Dataset entries
┌────────

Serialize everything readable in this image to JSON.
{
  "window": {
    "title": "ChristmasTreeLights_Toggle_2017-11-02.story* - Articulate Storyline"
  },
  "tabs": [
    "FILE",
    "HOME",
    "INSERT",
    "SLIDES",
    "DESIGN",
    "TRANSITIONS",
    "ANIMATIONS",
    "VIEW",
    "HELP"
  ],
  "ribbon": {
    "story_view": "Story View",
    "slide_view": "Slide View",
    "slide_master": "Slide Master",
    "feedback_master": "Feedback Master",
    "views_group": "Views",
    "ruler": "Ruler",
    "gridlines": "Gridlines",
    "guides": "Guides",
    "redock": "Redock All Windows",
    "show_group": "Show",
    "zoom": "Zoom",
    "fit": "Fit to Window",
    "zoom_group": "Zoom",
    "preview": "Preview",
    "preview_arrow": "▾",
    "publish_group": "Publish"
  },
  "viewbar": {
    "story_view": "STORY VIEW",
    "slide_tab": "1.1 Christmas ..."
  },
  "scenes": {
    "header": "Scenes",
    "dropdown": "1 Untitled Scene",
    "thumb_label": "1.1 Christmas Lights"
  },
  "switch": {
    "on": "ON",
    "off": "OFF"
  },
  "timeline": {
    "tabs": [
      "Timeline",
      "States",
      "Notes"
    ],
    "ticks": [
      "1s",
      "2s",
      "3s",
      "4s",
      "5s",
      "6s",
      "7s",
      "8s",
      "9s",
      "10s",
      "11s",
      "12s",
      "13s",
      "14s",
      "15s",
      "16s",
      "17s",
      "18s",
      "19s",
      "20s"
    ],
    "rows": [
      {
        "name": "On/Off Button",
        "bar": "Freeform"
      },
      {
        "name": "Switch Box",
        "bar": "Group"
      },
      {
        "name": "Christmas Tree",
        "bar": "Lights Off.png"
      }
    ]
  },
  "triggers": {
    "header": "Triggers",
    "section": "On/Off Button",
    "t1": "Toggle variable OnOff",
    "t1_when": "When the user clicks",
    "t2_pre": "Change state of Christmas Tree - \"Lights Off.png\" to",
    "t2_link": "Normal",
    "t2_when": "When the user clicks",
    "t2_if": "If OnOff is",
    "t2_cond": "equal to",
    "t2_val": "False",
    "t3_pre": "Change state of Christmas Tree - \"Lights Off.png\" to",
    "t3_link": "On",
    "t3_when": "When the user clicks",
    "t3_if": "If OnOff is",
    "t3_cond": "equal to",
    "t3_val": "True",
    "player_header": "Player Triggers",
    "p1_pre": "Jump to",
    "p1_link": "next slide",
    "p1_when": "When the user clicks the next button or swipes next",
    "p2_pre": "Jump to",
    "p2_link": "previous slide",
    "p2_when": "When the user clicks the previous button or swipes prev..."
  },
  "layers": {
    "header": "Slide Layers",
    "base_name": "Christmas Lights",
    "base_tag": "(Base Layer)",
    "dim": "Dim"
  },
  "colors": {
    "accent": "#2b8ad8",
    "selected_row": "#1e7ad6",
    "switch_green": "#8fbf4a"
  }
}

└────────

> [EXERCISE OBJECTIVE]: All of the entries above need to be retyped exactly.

> [PROBLEM SOLUTION]:
Serialize everything readable in this image to JSON.
{
  "window": {
    "title": "ChristmasTreeLights_Toggle_2017-11-02.story* - Articulate Storyline"
  },
  "tabs": [
    "FILE",
    "HOME",
    "INSERT",
    "SLIDES",
    "DESIGN",
    "TRANSITIONS",
    "ANIMATIONS",
    "VIEW",
    "HELP"
  ],
  "ribbon": {
    "story_view": "Story View",
    "slide_view": "Slide View",
    "slide_master": "Slide Master",
    "feedback_master": "Feedback Master",
    "views_group": "Views",
    "ruler": "Ruler",
    "gridlines": "Gridlines",
    "guides": "Guides",
    "redock": "Redock All Windows",
    "show_group": "Show",
    "zoom": "Zoom",
    "fit": "Fit to Window",
    "zoom_group": "Zoom",
    "preview": "Preview",
    "preview_arrow": "▾",
    "publish_group": "Publish"
  },
  "viewbar": {
    "story_view": "STORY VIEW",
    "slide_tab": "1.1 Christmas ..."
  },
  "scenes": {
    "header": "Scenes",
    "dropdown": "1 Untitled Scene",
    "thumb_label": "1.1 Christmas Lights"
  },
  "switch": {
    "on": "ON",
    "off": "OFF"
  },
  "timeline": {
    "tabs": [
      "Timeline",
      "States",
      "Notes"
    ],
    "ticks": [
      "1s",
      "2s",
      "3s",
      "4s",
      "5s",
      "6s",
      "7s",
      "8s",
      "9s",
      "10s",
      "11s",
      "12s",
      "13s",
      "14s",
      "15s",
      "16s",
      "17s",
      "18s",
      "19s",
      "20s"
    ],
    "rows": [
      {
        "name": "On/Off Button",
        "bar": "Freeform"
      },
      {
        "name": "Switch Box",
        "bar": "Group"
      },
      {
        "name": "Christmas Tree",
        "bar": "Lights Off.png"
      }
    ]
  },
  "triggers": {
    "header": "Triggers",
    "section": "On/Off Button",
    "t1": "Toggle variable OnOff",
    "t1_when": "When the user clicks",
    "t2_pre": "Change state of Christmas Tree - \"Lights Off.png\" to",
    "t2_link": "Normal",
    "t2_when": "When the user clicks",
    "t2_if": "If OnOff is",
    "t2_cond": "equal to",
    "t2_val": "False",
    "t3_pre": "Change state of Christmas Tree - \"Lights Off.png\" to",
    "t3_link": "On",
    "t3_when": "When the user clicks",
    "t3_if": "If OnOff is",
    "t3_cond": "equal to",
    "t3_val": "True",
    "player_header": "Player Triggers",
    "p1_pre": "Jump to",
    "p1_link": "next slide",
    "p1_when": "When the user clicks the next button or swipes next",
    "p2_pre": "Jump to",
    "p2_link": "previous slide",
    "p2_when": "When the user clicks the previous button or swipes prev..."
  },
  "layers": {
    "header": "Slide Layers",
    "base_name": "Christmas Lights",
    "base_tag": "(Base Layer)",
    "dim": "Dim"
  },
  "colors": {
    "accent": "#2b8ad8",
    "selected_row": "#1e7ad6",
    "switch_green": "#8fbf4a"
  }
}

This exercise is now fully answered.